Your result will be the set of lines with "JSON", copied from the material below.
----- Input data
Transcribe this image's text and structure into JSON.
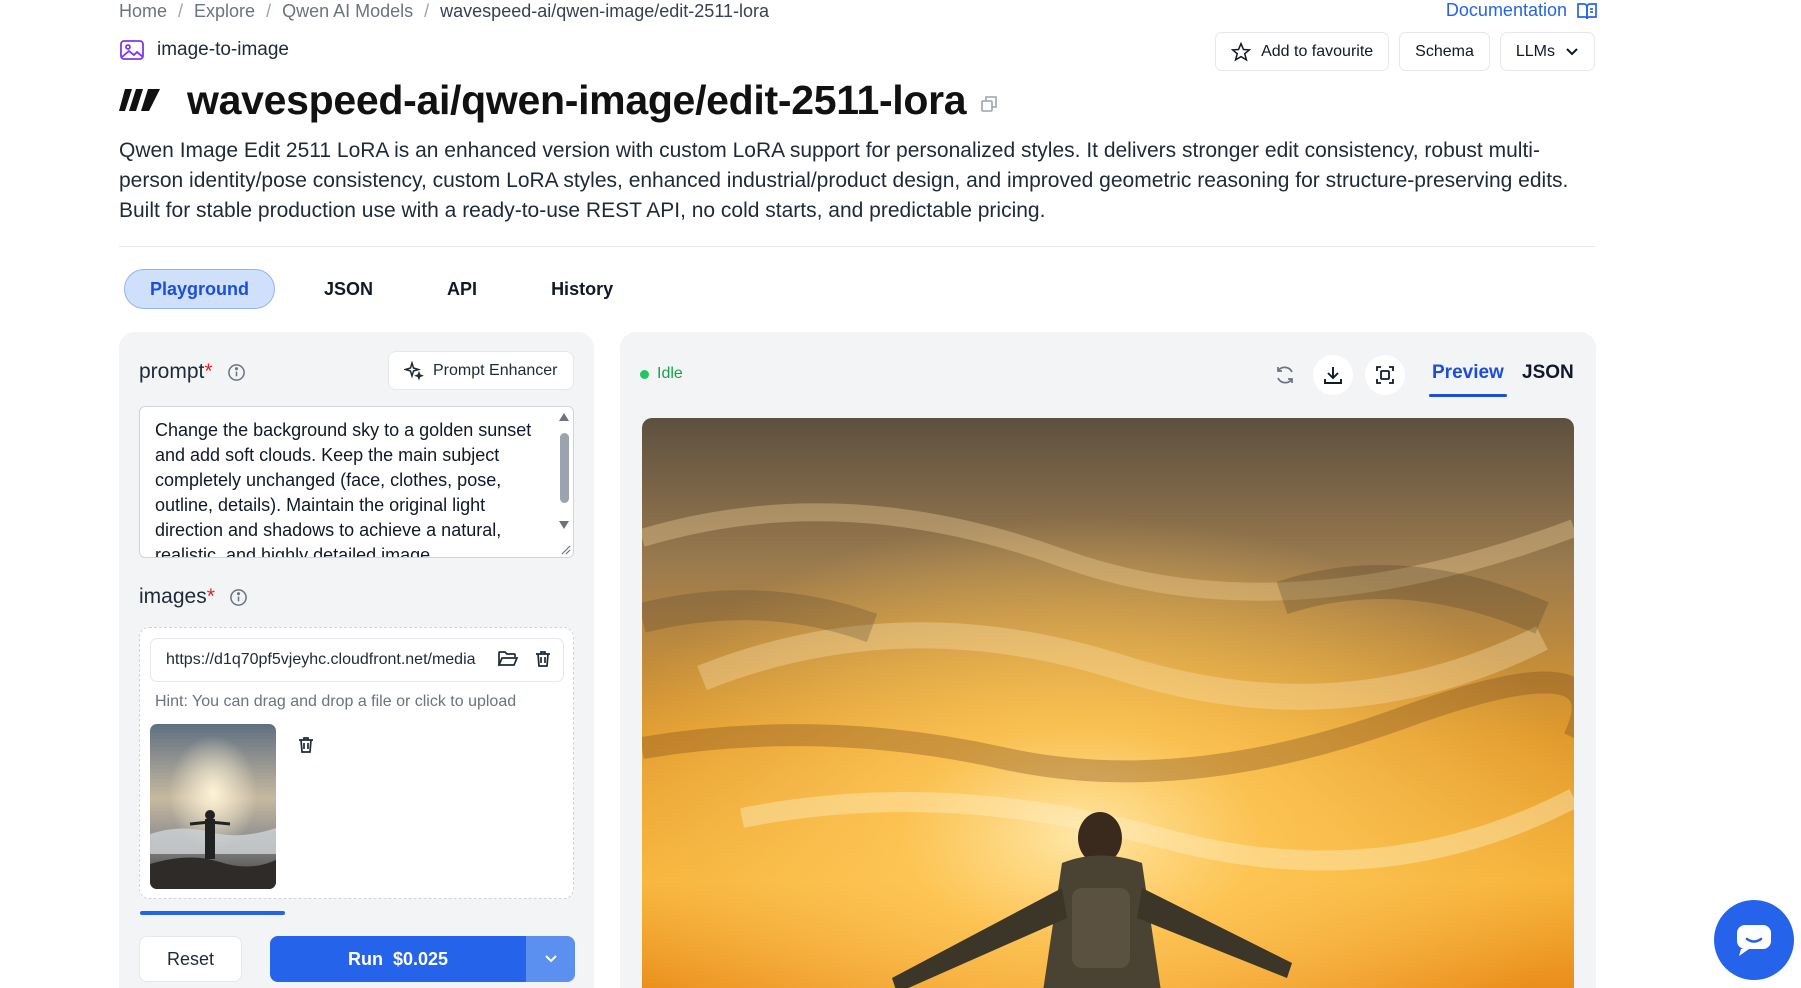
{
  "breadcrumb": {
    "items": [
      "Home",
      "Explore",
      "Qwen AI Models",
      "wavespeed-ai/qwen-image/edit-2511-lora"
    ],
    "separator": "/"
  },
  "header": {
    "documentation": "Documentation",
    "category": "image-to-image",
    "title": "wavespeed-ai/qwen-image/edit-2511-lora",
    "description": "Qwen Image Edit 2511 LoRA is an enhanced version with custom LoRA support for personalized styles. It delivers stronger edit consistency, robust multi-person identity/pose consistency, custom LoRA styles, enhanced industrial/product design, and improved geometric reasoning for structure-preserving edits. Built for stable production use with a ready-to-use REST API, no cold starts, and predictable pricing."
  },
  "top_buttons": {
    "favourite": "Add to favourite",
    "schema": "Schema",
    "llms": "LLMs"
  },
  "tabs": [
    "Playground",
    "JSON",
    "API",
    "History"
  ],
  "form": {
    "prompt_label": "prompt",
    "required_mark": "*",
    "prompt_enhancer": "Prompt Enhancer",
    "prompt_value": "Change the background sky to a golden sunset and add soft clouds. Keep the main subject completely unchanged (face, clothes, pose, outline, details). Maintain the original light direction and shadows to achieve a natural, realistic, and highly detailed image.",
    "images_label": "images",
    "image_url": "https://d1q70pf5vjeyhc.cloudfront.net/media",
    "hint": "Hint: You can drag and drop a file or click to upload",
    "reset": "Reset",
    "run": "Run",
    "price": "$0.025"
  },
  "output": {
    "status": "Idle",
    "status_color": "#22c55e",
    "preview_tab": "Preview",
    "json_tab": "JSON"
  },
  "colors": {
    "accent": "#2563eb",
    "active_tab_bg": "#cfe0fb"
  }
}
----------
[Answer for the task]
Transcribe this image's text and structure into JSON.
    "JSON",
    "json_tab": "JSON"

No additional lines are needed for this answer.